▶ EXERCISE GOAL
Reproduce every entry that follows word for word, but omit the images.

● ● ● ● ● ● ●

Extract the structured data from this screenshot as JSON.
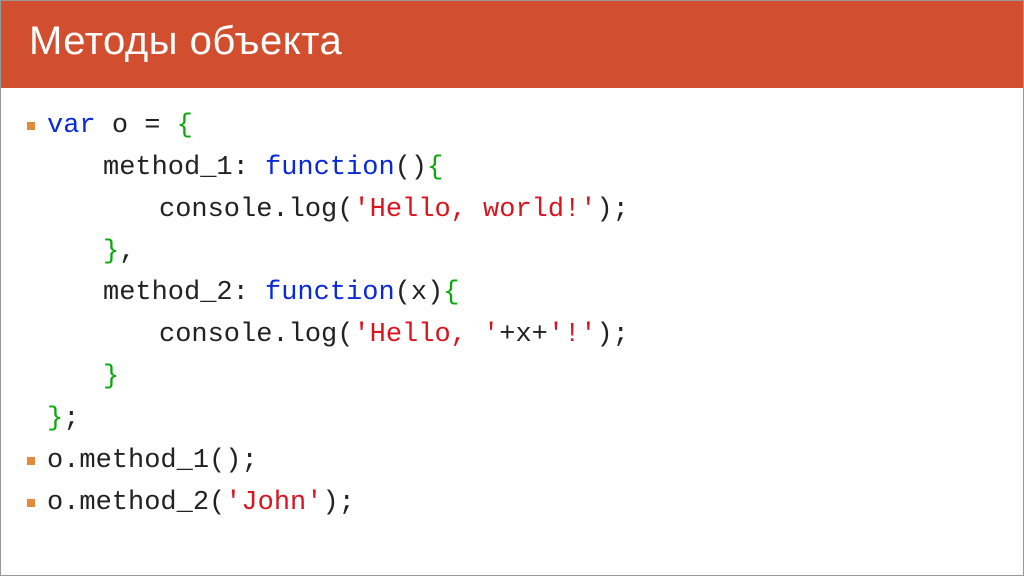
{
  "header": {
    "title": "Методы объекта"
  },
  "code": {
    "kw_var": "var",
    "obj_name": "o",
    "assign": " = ",
    "brace_open": "{",
    "brace_close": "}",
    "brace_close_semi": "};",
    "brace_close_comma": "},",
    "prop1": "method_1",
    "prop2": "method_2",
    "colon_sp": ": ",
    "kw_function": "function",
    "paren_open": "(",
    "paren_close": ")",
    "paren_empty_open_brace": "(){",
    "param_x": "x",
    "paren_close_brace": "){",
    "console": "console",
    "dot": ".",
    "log": "log",
    "str_hello_world": "'Hello, world!'",
    "str_hello_sp": "'Hello, '",
    "plus": "+",
    "x": "x",
    "str_bang": "'!'",
    "paren_close_semi": ");",
    "call1": "o.method_1();",
    "call2_pre": "o.method_2(",
    "call2_arg": "'John'",
    "call2_post": ");"
  }
}
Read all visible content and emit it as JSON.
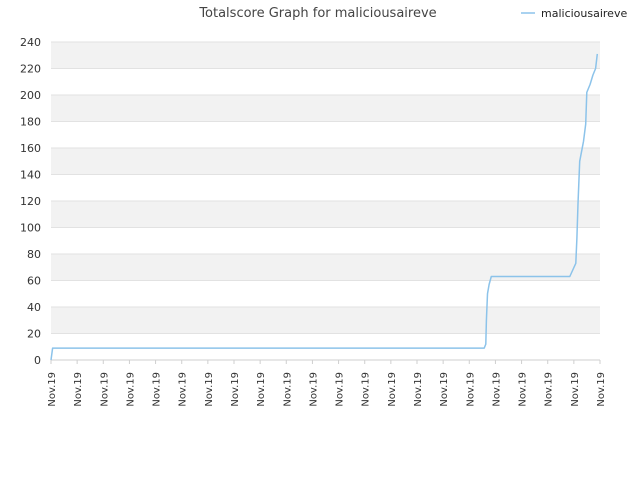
{
  "chart_data": {
    "type": "line",
    "title": "Totalscore Graph for maliciousaireve",
    "legend": {
      "placement": "top-right",
      "entries": [
        "maliciousaireve"
      ]
    },
    "ylim": [
      0,
      240
    ],
    "yticks": [
      0,
      20,
      40,
      60,
      80,
      100,
      120,
      140,
      160,
      180,
      200,
      220,
      240
    ],
    "xtick_labels": [
      "Nov.19",
      "Nov.19",
      "Nov.19",
      "Nov.19",
      "Nov.19",
      "Nov.19",
      "Nov.19",
      "Nov.19",
      "Nov.19",
      "Nov.19",
      "Nov.19",
      "Nov.19",
      "Nov.19",
      "Nov.19",
      "Nov.19",
      "Nov.19",
      "Nov.19",
      "Nov.19",
      "Nov.19",
      "Nov.19",
      "Nov.19",
      "Nov.19"
    ],
    "grid": "horizontal alternating bands",
    "series": [
      {
        "name": "maliciousaireve",
        "color": "#8cc3ea",
        "points": [
          [
            0,
            0
          ],
          [
            0.003,
            9
          ],
          [
            0.789,
            9
          ],
          [
            0.792,
            12
          ],
          [
            0.793,
            30
          ],
          [
            0.795,
            50
          ],
          [
            0.798,
            57
          ],
          [
            0.802,
            63
          ],
          [
            0.945,
            63
          ],
          [
            0.956,
            73
          ],
          [
            0.958,
            92
          ],
          [
            0.96,
            118
          ],
          [
            0.963,
            150
          ],
          [
            0.97,
            165
          ],
          [
            0.974,
            178
          ],
          [
            0.976,
            202
          ],
          [
            0.982,
            208
          ],
          [
            0.987,
            215
          ],
          [
            0.992,
            220
          ],
          [
            0.995,
            231
          ]
        ]
      }
    ]
  }
}
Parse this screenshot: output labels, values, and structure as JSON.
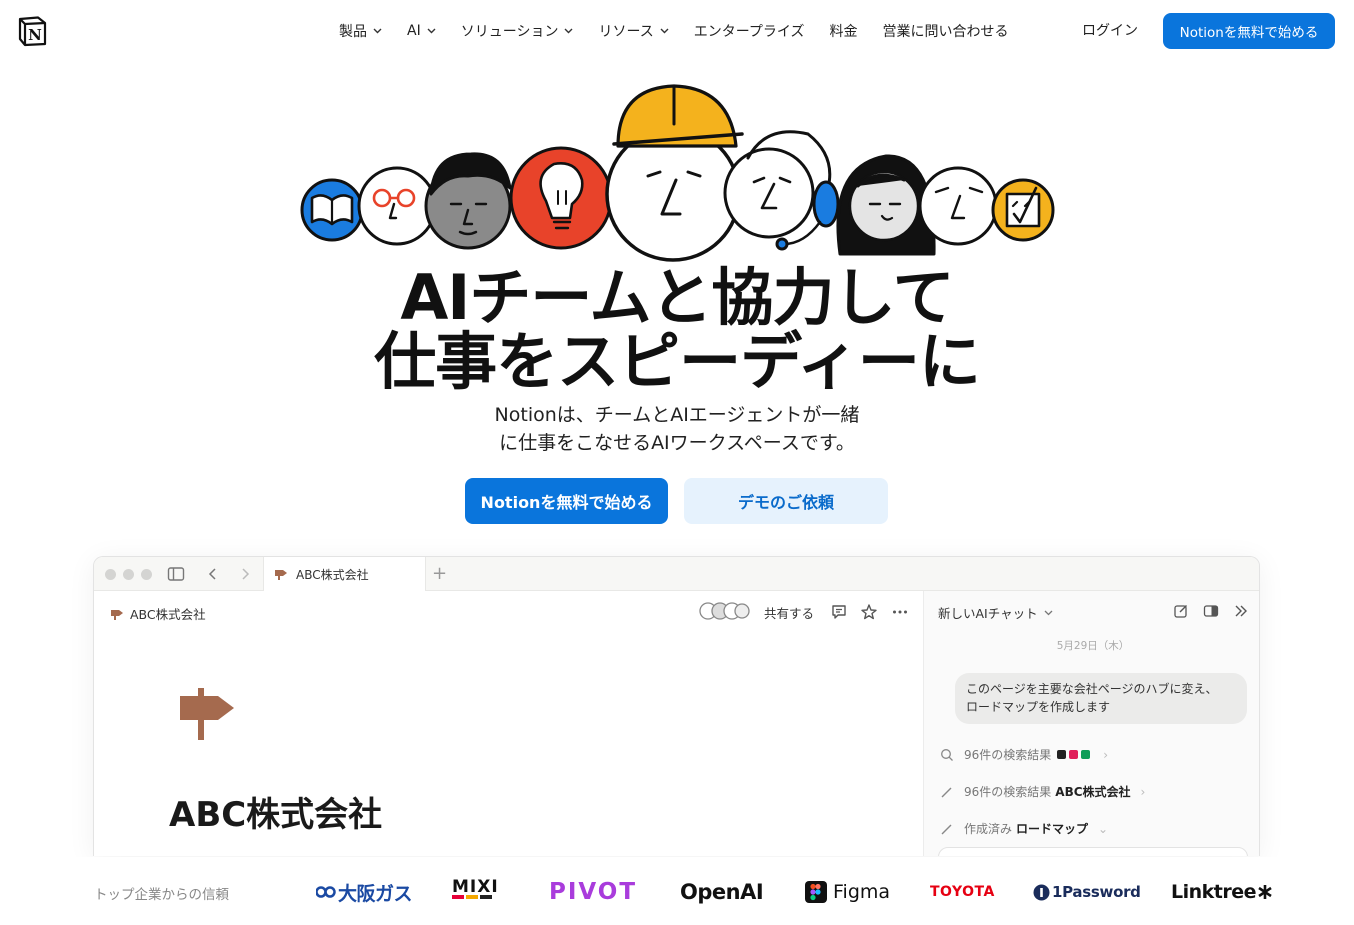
{
  "header": {
    "nav": [
      {
        "label": "製品",
        "has_dropdown": true
      },
      {
        "label": "AI",
        "has_dropdown": true
      },
      {
        "label": "ソリューション",
        "has_dropdown": true
      },
      {
        "label": "リソース",
        "has_dropdown": true
      },
      {
        "label": "エンタープライズ",
        "has_dropdown": false
      },
      {
        "label": "料金",
        "has_dropdown": false
      },
      {
        "label": "営業に問い合わせる",
        "has_dropdown": false
      }
    ],
    "login_label": "ログイン",
    "cta_label": "Notionを無料で始める"
  },
  "hero": {
    "headline_line1": "AIチームと協力して",
    "headline_line2": "仕事をスピーディーに",
    "sub_line1": "Notionは、チームとAIエージェントが一緒",
    "sub_line2": "に仕事をこなせるAIワークスペースです。",
    "primary_button": "Notionを無料で始める",
    "secondary_button": "デモのご依頼"
  },
  "app": {
    "tab_label": "ABC株式会社",
    "breadcrumb": "ABC株式会社",
    "share_label": "共有する",
    "page_title": "ABC株式会社",
    "ai": {
      "title": "新しいAIチャット",
      "date": "5月29日（木）",
      "message_line1": "このページを主要な会社ページのハブに変え、",
      "message_line2": "ロードマップを作成します",
      "step1_text": "96件の検索結果",
      "step2_text": "96件の検索結果",
      "step2_bold": "ABC株式会社",
      "step3_text": "作成済み",
      "step3_bold": "ロードマップ"
    }
  },
  "trust": {
    "label": "トップ企業からの信頼",
    "logos": [
      "大阪ガス",
      "MIXI",
      "PIVOT",
      "OpenAI",
      "Figma",
      "TOYOTA",
      "1Password",
      "Linktree"
    ]
  },
  "colors": {
    "accent": "#0a75dc",
    "secondary_bg": "#e6f2fd",
    "sign_brown": "#a56a4e",
    "bulb_red": "#e8432a",
    "hardhat_yellow": "#f4b21d",
    "book_blue": "#1a7ce0"
  },
  "icons": [
    "notion-logo-icon",
    "chevron-down-icon",
    "sidebar-toggle-icon",
    "back-icon",
    "forward-icon",
    "signpost-icon",
    "plus-icon",
    "comment-icon",
    "star-icon",
    "more-icon",
    "edit-icon",
    "panel-icon",
    "collapse-icon",
    "search-icon",
    "pencil-icon"
  ]
}
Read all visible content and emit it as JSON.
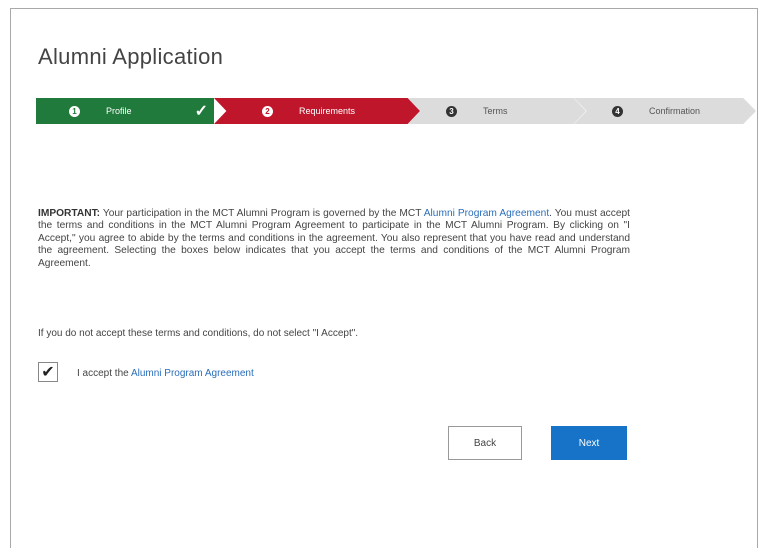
{
  "page": {
    "title": "Alumni Application"
  },
  "steps": [
    {
      "num": "1",
      "label": "Profile",
      "state": "completed",
      "color": "#1f7a3b"
    },
    {
      "num": "2",
      "label": "Requirements",
      "state": "current",
      "color": "#c0162c"
    },
    {
      "num": "3",
      "label": "Terms",
      "state": "upcoming",
      "color": "#dcdcdc"
    },
    {
      "num": "4",
      "label": "Confirmation",
      "state": "upcoming",
      "color": "#dcdcdc"
    }
  ],
  "legal": {
    "important": "IMPORTANT:",
    "text_1": " Your participation in the MCT Alumni Program is governed by the MCT ",
    "link_1": "Alumni Program Agreement",
    "text_2": ". You must accept the terms and conditions in the MCT Alumni Program Agreement to participate in the MCT Alumni Program. By clicking on \"I Accept,\" you agree to abide by the terms and conditions in the agreement. You also represent that you have read and understand the agreement. Selecting the boxes below indicates that you accept the terms and conditions of the MCT Alumni Program Agreement."
  },
  "note": "If you do not accept these terms and conditions, do not select \"I Accept\".",
  "accept": {
    "checked": true,
    "text": "I accept the ",
    "link": "Alumni Program Agreement"
  },
  "buttons": {
    "back": "Back",
    "next": "Next"
  },
  "icons": {
    "check": "checkmark-icon"
  }
}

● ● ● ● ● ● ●

▶ EXERCISE ANSWER
Extract the structured data from this screenshot as JSON.
{
  "header": {
    "title": "Методы объекта"
  },
  "code": {
    "kw_var": "var",
    "obj_name": "o",
    "assign": " = ",
    "brace_open": "{",
    "brace_close": "}",
    "brace_close_semi": "};",
    "brace_close_comma": "},",
    "prop1": "method_1",
    "prop2": "method_2",
    "colon_sp": ": ",
    "kw_function": "function",
    "paren_open": "(",
    "paren_close": ")",
    "paren_empty_open_brace": "(){",
    "param_x": "x",
    "paren_close_brace": "){",
    "console": "console",
    "dot": ".",
    "log": "log",
    "str_hello_world": "'Hello, world!'",
    "str_hello_sp": "'Hello, '",
    "plus": "+",
    "x": "x",
    "str_bang": "'!'",
    "paren_close_semi": ");",
    "call1": "o.method_1();",
    "call2_pre": "o.method_2(",
    "call2_arg": "'John'",
    "call2_post": ");"
  }
}
Read all visible content and emit it as JSON.
{
  "chart_data": {
    "type": "line",
    "title": "Totalscore Graph for maliciousaireve",
    "legend": {
      "placement": "top-right",
      "entries": [
        "maliciousaireve"
      ]
    },
    "ylim": [
      0,
      240
    ],
    "yticks": [
      0,
      20,
      40,
      60,
      80,
      100,
      120,
      140,
      160,
      180,
      200,
      220,
      240
    ],
    "xtick_labels": [
      "Nov.19",
      "Nov.19",
      "Nov.19",
      "Nov.19",
      "Nov.19",
      "Nov.19",
      "Nov.19",
      "Nov.19",
      "Nov.19",
      "Nov.19",
      "Nov.19",
      "Nov.19",
      "Nov.19",
      "Nov.19",
      "Nov.19",
      "Nov.19",
      "Nov.19",
      "Nov.19",
      "Nov.19",
      "Nov.19",
      "Nov.19",
      "Nov.19"
    ],
    "grid": "horizontal alternating bands",
    "series": [
      {
        "name": "maliciousaireve",
        "color": "#8cc3ea",
        "points": [
          [
            0,
            0
          ],
          [
            0.003,
            9
          ],
          [
            0.789,
            9
          ],
          [
            0.792,
            12
          ],
          [
            0.793,
            30
          ],
          [
            0.795,
            50
          ],
          [
            0.798,
            57
          ],
          [
            0.802,
            63
          ],
          [
            0.945,
            63
          ],
          [
            0.956,
            73
          ],
          [
            0.958,
            92
          ],
          [
            0.96,
            118
          ],
          [
            0.963,
            150
          ],
          [
            0.97,
            165
          ],
          [
            0.974,
            178
          ],
          [
            0.976,
            202
          ],
          [
            0.982,
            208
          ],
          [
            0.987,
            215
          ],
          [
            0.992,
            220
          ],
          [
            0.995,
            231
          ]
        ]
      }
    ]
  }
}
Parse this screenshot: output labels, values, and structure as JSON.
{
  "header": {
    "nav": [
      {
        "label": "製品",
        "has_dropdown": true
      },
      {
        "label": "AI",
        "has_dropdown": true
      },
      {
        "label": "ソリューション",
        "has_dropdown": true
      },
      {
        "label": "リソース",
        "has_dropdown": true
      },
      {
        "label": "エンタープライズ",
        "has_dropdown": false
      },
      {
        "label": "料金",
        "has_dropdown": false
      },
      {
        "label": "営業に問い合わせる",
        "has_dropdown": false
      }
    ],
    "login_label": "ログイン",
    "cta_label": "Notionを無料で始める"
  },
  "hero": {
    "headline_line1": "AIチームと協力して",
    "headline_line2": "仕事をスピーディーに",
    "sub_line1": "Notionは、チームとAIエージェントが一緒",
    "sub_line2": "に仕事をこなせるAIワークスペースです。",
    "primary_button": "Notionを無料で始める",
    "secondary_button": "デモのご依頼"
  },
  "app": {
    "tab_label": "ABC株式会社",
    "breadcrumb": "ABC株式会社",
    "share_label": "共有する",
    "page_title": "ABC株式会社",
    "ai": {
      "title": "新しいAIチャット",
      "date": "5月29日（木）",
      "message_line1": "このページを主要な会社ページのハブに変え、",
      "message_line2": "ロードマップを作成します",
      "step1_text": "96件の検索結果",
      "step2_text": "96件の検索結果",
      "step2_bold": "ABC株式会社",
      "step3_text": "作成済み",
      "step3_bold": "ロードマップ"
    }
  },
  "trust": {
    "label": "トップ企業からの信頼",
    "logos": [
      "大阪ガス",
      "MIXI",
      "PIVOT",
      "OpenAI",
      "Figma",
      "TOYOTA",
      "1Password",
      "Linktree"
    ]
  },
  "colors": {
    "accent": "#0a75dc",
    "secondary_bg": "#e6f2fd",
    "sign_brown": "#a56a4e",
    "bulb_red": "#e8432a",
    "hardhat_yellow": "#f4b21d",
    "book_blue": "#1a7ce0"
  },
  "icons": [
    "notion-logo-icon",
    "chevron-down-icon",
    "sidebar-toggle-icon",
    "back-icon",
    "forward-icon",
    "signpost-icon",
    "plus-icon",
    "comment-icon",
    "star-icon",
    "more-icon",
    "edit-icon",
    "panel-icon",
    "collapse-icon",
    "search-icon",
    "pencil-icon"
  ]
}
Read all visible content and emit it as JSON.
{
  "page": {
    "title": "Alumni Application"
  },
  "steps": [
    {
      "num": "1",
      "label": "Profile",
      "state": "completed",
      "color": "#1f7a3b"
    },
    {
      "num": "2",
      "label": "Requirements",
      "state": "current",
      "color": "#c0162c"
    },
    {
      "num": "3",
      "label": "Terms",
      "state": "upcoming",
      "color": "#dcdcdc"
    },
    {
      "num": "4",
      "label": "Confirmation",
      "state": "upcoming",
      "color": "#dcdcdc"
    }
  ],
  "legal": {
    "important": "IMPORTANT:",
    "text_1": " Your participation in the MCT Alumni Program is governed by the MCT ",
    "link_1": "Alumni Program Agreement",
    "text_2": ". You must accept the terms and conditions in the MCT Alumni Program Agreement to participate in the MCT Alumni Program. By clicking on \"I Accept,\" you agree to abide by the terms and conditions in the agreement. You also represent that you have read and understand the agreement. Selecting the boxes below indicates that you accept the terms and conditions of the MCT Alumni Program Agreement."
  },
  "note": "If you do not accept these terms and conditions, do not select \"I Accept\".",
  "accept": {
    "checked": true,
    "text": "I accept the ",
    "link": "Alumni Program Agreement"
  },
  "buttons": {
    "back": "Back",
    "next": "Next"
  },
  "icons": {
    "check": "checkmark-icon"
  }
}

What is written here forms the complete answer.